Humanitarian agencies have become increasingly concerned with social cohesion since the beginning of the conflict in Syria. Huge population movements have the potential to destabilise already fragile societies – a major concern when Syrians make up around a quarter of the population of Lebanon.
Agencies wishing to help refugees fear that their assistance could make life worse for them, if it exacerbates tensions with the local (‘host’) population. Since then, more and more aid agencies have introduced definitions of social cohesion and many now address it in their programming – or, perhaps more accurately, name-check it in their proposals. In project proposals, ‘building social cohesion’ can mean almost anything, from sharing aid resources between refugees and their hosts (using that cute redefinition of the target group from ‘displaced people’ to ‘displacement-affected populations’) to organising football matches between different population groups. As agencies increasingly make better social cohesion an objective of their work, they have a growing need to be able to measure it – because otherwise, how can they report on impact?
At this point, at HPG we thought it might be a good idea to take a pause for a reality check – what is this thing called social cohesion? Does it really matter to displaced people and why? And is there any reason to believe that sharing aid or organising football matches are a better way to achieve it?
Together with our colleagues from GLOW consultants from Pakistan, we looked at the lives of Afghan refugees in northwest Pakistan – many of whom were born there, with parents or even grandparents who had left Afghanistan at some point over the past 40 years. Instead of trying to get them to fit their life stories into our own frameworks defined by aid jargon, we asked them about their social relations – of all kinds, with all different people, positive and negative and what mattered most to them about them. Their stories were, of course, fascinating, as the lives of other human beings almost always are. They also shed some surprising light on this nebulous term social cohesion.
In short, there is no such thing as social cohesion. Yes, social cohesion is real and important, but it is not one ‘thing’. It has many dimensions, and these can be complementary or competing; they can change in the same or opposite ways over time; and they can be important to very different people for different purposes during their lives. For example, many Afghan men were focused on establishing a close enough relationship with a few Pakistani nationals on whom they could make claims – to register a mobile phone, to intervene if there were any administrative difficulties, etc. Women, on the other hand, had a much more confined social existence, but appreciated the fact that they might suddenly need the help of neighbours – to find a lost child, to help take a sick person to hospital. To complicate this further, this took place in a context where Afghans were themselves divided into Pashtuns, who shared an identity and culture with most of their Pakistani neighbours, and non-Pashtuns (Darizuban or Farsiwan) who didn’t. In some dimensions, the greater the cohesion in a sub-group, such as Afghan Pashtun, the less cohesion there was in society as a whole.

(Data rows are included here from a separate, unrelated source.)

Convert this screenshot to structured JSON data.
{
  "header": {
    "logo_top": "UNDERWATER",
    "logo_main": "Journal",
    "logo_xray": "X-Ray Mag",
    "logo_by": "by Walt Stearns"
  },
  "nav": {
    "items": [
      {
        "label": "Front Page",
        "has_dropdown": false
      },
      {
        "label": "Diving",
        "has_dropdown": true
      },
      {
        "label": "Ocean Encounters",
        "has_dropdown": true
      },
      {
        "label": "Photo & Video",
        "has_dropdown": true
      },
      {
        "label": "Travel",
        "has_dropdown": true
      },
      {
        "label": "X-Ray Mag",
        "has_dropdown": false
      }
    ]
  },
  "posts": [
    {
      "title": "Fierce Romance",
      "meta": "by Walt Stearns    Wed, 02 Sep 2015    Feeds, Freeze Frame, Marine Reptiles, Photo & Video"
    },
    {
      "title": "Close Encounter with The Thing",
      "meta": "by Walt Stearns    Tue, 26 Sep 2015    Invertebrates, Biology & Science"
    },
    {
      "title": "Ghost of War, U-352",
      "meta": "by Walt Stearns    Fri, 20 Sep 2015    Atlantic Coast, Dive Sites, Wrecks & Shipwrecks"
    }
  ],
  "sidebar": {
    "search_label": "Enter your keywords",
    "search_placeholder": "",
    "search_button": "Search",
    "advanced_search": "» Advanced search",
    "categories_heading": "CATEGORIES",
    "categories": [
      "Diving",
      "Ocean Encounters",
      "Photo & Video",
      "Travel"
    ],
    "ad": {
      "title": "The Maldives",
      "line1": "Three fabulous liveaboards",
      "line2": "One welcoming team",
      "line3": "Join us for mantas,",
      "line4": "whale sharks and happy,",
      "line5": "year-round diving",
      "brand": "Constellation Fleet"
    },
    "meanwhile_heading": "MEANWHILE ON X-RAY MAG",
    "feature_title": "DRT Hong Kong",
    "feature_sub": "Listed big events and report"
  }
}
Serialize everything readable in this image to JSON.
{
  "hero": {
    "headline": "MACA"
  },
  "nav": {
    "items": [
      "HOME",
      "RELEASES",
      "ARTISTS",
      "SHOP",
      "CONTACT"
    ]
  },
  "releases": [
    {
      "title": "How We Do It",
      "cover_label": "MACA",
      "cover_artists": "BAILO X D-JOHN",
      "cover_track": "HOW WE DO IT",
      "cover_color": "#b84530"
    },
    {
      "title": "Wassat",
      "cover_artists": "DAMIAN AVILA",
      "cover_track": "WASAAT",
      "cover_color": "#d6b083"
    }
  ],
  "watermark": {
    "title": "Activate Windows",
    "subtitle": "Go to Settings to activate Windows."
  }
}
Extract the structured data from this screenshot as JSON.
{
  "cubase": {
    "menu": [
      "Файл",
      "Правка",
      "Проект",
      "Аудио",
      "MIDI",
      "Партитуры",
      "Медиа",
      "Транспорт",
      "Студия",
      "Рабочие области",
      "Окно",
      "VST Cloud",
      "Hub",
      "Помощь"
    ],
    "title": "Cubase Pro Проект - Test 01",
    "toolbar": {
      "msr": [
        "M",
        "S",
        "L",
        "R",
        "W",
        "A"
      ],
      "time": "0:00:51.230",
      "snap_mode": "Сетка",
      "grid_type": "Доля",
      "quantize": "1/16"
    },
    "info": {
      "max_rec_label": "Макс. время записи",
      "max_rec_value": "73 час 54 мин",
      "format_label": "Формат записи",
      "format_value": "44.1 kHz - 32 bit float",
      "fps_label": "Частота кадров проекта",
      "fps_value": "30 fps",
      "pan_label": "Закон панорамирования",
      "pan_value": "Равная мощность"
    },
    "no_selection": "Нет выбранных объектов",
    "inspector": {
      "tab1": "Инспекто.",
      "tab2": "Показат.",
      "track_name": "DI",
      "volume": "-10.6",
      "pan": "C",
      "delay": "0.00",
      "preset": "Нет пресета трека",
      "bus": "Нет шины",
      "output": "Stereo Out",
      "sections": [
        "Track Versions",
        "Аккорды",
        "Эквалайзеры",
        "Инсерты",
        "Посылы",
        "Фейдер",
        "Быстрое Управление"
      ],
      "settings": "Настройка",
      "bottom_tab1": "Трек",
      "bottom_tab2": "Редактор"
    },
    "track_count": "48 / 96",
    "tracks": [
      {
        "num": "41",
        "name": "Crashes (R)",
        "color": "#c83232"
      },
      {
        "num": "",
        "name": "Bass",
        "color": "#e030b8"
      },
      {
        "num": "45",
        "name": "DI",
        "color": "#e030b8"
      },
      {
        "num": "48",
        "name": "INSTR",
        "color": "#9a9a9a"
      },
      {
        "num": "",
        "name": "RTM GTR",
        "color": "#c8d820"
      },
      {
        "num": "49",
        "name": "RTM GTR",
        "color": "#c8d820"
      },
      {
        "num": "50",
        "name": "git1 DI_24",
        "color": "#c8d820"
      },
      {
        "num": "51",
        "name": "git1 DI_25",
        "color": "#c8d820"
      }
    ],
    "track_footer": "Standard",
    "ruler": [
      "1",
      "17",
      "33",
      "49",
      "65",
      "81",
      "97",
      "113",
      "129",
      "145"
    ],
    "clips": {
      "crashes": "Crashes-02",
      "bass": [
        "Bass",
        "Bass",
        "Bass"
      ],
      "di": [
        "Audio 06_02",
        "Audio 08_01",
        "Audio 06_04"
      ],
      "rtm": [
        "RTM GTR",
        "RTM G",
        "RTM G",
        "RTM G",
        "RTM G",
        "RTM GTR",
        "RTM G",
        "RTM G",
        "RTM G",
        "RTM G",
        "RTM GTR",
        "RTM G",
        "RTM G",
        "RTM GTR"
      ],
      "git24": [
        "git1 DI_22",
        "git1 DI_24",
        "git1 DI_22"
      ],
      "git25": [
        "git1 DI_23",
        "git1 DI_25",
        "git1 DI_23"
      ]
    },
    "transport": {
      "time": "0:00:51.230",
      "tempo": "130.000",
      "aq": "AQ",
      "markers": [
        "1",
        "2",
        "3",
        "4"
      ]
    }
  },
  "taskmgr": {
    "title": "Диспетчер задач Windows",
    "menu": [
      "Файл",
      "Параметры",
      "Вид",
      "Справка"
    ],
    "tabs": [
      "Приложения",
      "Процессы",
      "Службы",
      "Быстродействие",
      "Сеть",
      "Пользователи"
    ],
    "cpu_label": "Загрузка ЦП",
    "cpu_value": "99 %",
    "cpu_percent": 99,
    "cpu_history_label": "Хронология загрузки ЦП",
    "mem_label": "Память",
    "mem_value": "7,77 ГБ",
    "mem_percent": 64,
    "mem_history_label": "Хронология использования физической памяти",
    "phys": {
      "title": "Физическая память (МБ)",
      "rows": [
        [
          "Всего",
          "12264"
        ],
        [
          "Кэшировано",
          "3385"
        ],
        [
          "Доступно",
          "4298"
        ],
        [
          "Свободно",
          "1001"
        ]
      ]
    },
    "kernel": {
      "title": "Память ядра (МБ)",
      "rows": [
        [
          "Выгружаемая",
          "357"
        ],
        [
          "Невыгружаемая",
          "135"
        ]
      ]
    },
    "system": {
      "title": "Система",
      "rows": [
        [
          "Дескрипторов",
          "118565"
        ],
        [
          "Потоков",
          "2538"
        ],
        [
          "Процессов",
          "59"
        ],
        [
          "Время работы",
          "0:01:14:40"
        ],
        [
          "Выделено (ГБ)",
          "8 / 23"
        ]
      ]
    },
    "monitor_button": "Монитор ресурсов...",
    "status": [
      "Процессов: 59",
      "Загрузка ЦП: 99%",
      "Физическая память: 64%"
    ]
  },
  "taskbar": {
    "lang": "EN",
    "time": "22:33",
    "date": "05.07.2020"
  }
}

When you have heard people who were given a chance to talk about their rich range of relationships and how they try to protect or advance them, it becomes very apparent how unhelpful it is to shove under one umbrella term the whole complex world of social relations, as if the relations of all different people with members both of their own group and ‘outsiders’ could all be meaningfully described together. Two lessons in particular stand out.
The first is how little of reality is captured by aid programming’s invocation of ‘social cohesion’. The generic simplification of ‘social cohesion’ as a single thing is dangerous. Because it becomes meaningless when treated generically, it means that programmes trying to improve social cohesion are essentially working without any set objectives, and, as a result, no real theory of change. If interventions are not clear about which kinds of relations need to change, for whom and what the trade-offs will be, then it is a matter of luck whether or not they bring any benefits to anyone. Indeed, if there was no attempt to understand exactly which kinds of relationships matter to people and how they are influenced, then attempts to help may even make life worse for people. And we might never know, because if there are no clear objectives, monitoring cannot contribute learning. Instead, with nothing specific to monitor, pressure will increase to come up with a list of boxes to tick and numbers to find and add up to create some phantom social cohesion index – at which point any relevance to real context is irredeemably lost. The lesson is not that social cohesion should be ignored. On the contrary, because social relations matter so much to people, they need to be taken seriously, while avoiding cliché and simplification, and trying to understand their complexity for real people.
Secondly, social cohesion isn’t something that just happens to people, it is also something that people actively create. They pay a price for this. That price may be to conform to expected social norms (a price that the young are often less ready to pay, being more willing to demand equal treatment), or it may be financial – the stream of small gifts that they believe will be a worthwhile investment in a potentially important relationship. People made choices about this – and they clearly knew what they were doing, e.g. making difficult choices as to when it was better to stay in an area with mainly Afghan nationals and when it was worth risking a less comfortable environment among strangers for the sake of better livelihood opportunities.
The aid sector has gradually come round to the idea that people affected by crises may know best what they need at any point in time, rather than leaving all-knowing aid agencies to make those decisions about people’s best interests. It is time to extend that recognition beyond the more material spheres to that of social relations. Instead of trying to engineer social cohesion for people, we would do better to ask ourselves – or rather, to ask refugees and displaced people – how best we can support them to build social cohesion for themselves in the ways that they feel are most important.